Ordinary Time: June 22nd
Optional Memorial of St. Paulinus of Nola, bishop and confessor; Optional Memorial of Sts. John Fisher, bishop and martyr and Thomas More, martyr
Old Calendar: St John Fisher; St. Paulinus; St. Alban
St. Thomas More was born in London, England and was Chancellor of King Henry VIII. As a family man and a public servant, his life was a rare synthesis of human sensitivity and Christian wisdom.St. John Fisher studied Theology in Cambridge (England) and became Bishop of Rochester. His friend, Thomas More, wrote of him, 'I reckon in this realm no one man, in wisdom, learning and long approved virtue together, meet to be matched and compared with him.' He and his friend St. Thomas More gave up their lives in testimony to the unity of the Church and to the indissolubility of Marriage.St. Paulinus was born of a patrician Roman family at Bordeaux. He was successively prefect, senator and consul. His wife, wishing to consecrate herself to God, gave up rank and riches; he followed her example and went to live an austere hermit's life at Nola in Italy. There he became a priest and then bishop of the city, and gave his people not only an example of virtue but also wise guidance during the ravages and calamities of the Gothic invasion. He died in 431, aged 78, and was buried at Nola near the tomb of St. Felix.According to the 1962 Missal of St. John XXIII the Extraordinary Form of the Roman Rite, today is the feast of St. Alban who was venerated as the proto-martyr of Britain. He was a citizen of Verulam and was converted by a persecuted priest whom he sheltered in his house. He was executed on Holmhurst Hill. On that spot King Offa erected the Benedictine abbey of St. Alban's by which name Verulam has since been known.
St. Thomas More
His belief that no lay ruler has jurisdiction over the church of Christ cost Thomas More his life.
- A Man for All Seasons by Robert Bolt is a wonderful play that captures much of St. Thomas More's vitality. There is a 1966 movie by the same title that stars Paul Scofield as St. Thomas. If you haven't watched the movie or read the play yet, put it on your priority list.
- Read more on the life of St. Thomas More. For youth, Saint Thomas More of London by Elizabeth Ince, a reprint of the wonderful Vision Books series. For adults, the newer book The King's Good Servant but God's First : The Life and Writings of Saint Thomas More by James Monti which explores the life and writings of St. Thomas More. Also Scepter Publishers has a biography Thomas More: A Portrait of Courage by Gerard B. Wegemer.
- For some writings by St. Thomas More, see The Sadness of Christ (Yale University Press Translation) and Four Last Things: The Supplication of Souls: A Dialogue on Conscience.
- If you or your children are considering a career as a lawyer you might find Dr. Charles Rice's article helpful.
St. John Fisher
John Fisher is usually associated with Erasmus, Thomas More and other Renaissance humanists.
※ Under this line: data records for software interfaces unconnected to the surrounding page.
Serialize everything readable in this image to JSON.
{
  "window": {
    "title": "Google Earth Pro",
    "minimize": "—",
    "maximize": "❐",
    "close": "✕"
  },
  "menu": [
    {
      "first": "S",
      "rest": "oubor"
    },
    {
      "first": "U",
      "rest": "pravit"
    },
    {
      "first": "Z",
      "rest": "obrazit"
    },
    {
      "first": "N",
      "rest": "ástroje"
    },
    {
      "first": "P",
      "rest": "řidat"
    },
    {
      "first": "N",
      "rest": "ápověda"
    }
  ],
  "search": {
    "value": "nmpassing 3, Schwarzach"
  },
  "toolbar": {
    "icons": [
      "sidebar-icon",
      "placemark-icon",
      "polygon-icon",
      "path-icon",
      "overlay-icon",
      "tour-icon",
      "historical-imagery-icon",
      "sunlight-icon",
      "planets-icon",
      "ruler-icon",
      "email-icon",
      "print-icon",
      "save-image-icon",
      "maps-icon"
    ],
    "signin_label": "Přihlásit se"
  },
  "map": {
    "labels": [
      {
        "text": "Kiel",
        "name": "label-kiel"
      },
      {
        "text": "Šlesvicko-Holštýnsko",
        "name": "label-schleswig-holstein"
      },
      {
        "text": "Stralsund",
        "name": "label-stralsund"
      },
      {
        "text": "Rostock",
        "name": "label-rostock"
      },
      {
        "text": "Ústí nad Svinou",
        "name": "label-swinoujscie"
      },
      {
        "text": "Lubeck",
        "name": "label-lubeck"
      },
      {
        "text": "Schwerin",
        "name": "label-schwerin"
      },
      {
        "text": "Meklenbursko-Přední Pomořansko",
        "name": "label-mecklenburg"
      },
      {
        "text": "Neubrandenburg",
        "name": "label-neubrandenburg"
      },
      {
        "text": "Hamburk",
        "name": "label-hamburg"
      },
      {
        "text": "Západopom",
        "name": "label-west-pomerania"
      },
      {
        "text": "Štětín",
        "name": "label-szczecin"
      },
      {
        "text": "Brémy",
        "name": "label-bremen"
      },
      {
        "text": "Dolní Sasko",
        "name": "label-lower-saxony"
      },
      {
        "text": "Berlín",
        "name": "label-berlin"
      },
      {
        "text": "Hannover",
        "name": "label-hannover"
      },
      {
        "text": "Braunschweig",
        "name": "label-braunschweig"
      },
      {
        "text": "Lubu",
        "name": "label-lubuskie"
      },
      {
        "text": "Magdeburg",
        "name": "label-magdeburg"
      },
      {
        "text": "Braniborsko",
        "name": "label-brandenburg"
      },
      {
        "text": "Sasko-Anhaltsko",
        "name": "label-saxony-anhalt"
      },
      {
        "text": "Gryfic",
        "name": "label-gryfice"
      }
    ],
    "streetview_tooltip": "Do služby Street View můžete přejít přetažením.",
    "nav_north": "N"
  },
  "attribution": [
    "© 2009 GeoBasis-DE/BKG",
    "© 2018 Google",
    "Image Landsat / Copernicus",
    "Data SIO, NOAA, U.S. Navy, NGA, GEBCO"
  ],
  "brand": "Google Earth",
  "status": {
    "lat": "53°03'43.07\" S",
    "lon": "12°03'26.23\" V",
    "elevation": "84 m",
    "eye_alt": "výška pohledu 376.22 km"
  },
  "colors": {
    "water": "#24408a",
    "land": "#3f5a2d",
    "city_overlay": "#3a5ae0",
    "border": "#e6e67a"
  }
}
His life, therefore, did not have the external simplicity found in the lives of some saints. Rather, he was a man of learning, associated with the intellectuals and political leaders of his day. He was interested in the contemporary culture and eventually became chancellor at Cambridge. He had been made a bishop at thirty-five, and one of his interests was raising the standard of preaching in England. Fisher himself was an accomplished preacher and writer. His sermons on the penitential psalms were reprinted seven times before his death. With the coming of Lutheranism, he was drawn into controversy. His eight books against heresy gave him a leading position among European theologians.
- Read more about St. John Fisher.
- Exposition of the Seven Penitential Psalms is available from Amazon.
In 353 Pontius Meropius Anicius Paulinus was born of a prominent Bordeaux family. He received his education in the school of the rhetorician Ausonius. At an early age he attained the dignity of senator and then of consul. As governor of Campania, he chose Nola as his seat. Here he was converted to the faith by St. Felix of Nola. He resigned his position and returned to Gaul, where St. Martin of Tours restored his eyesight.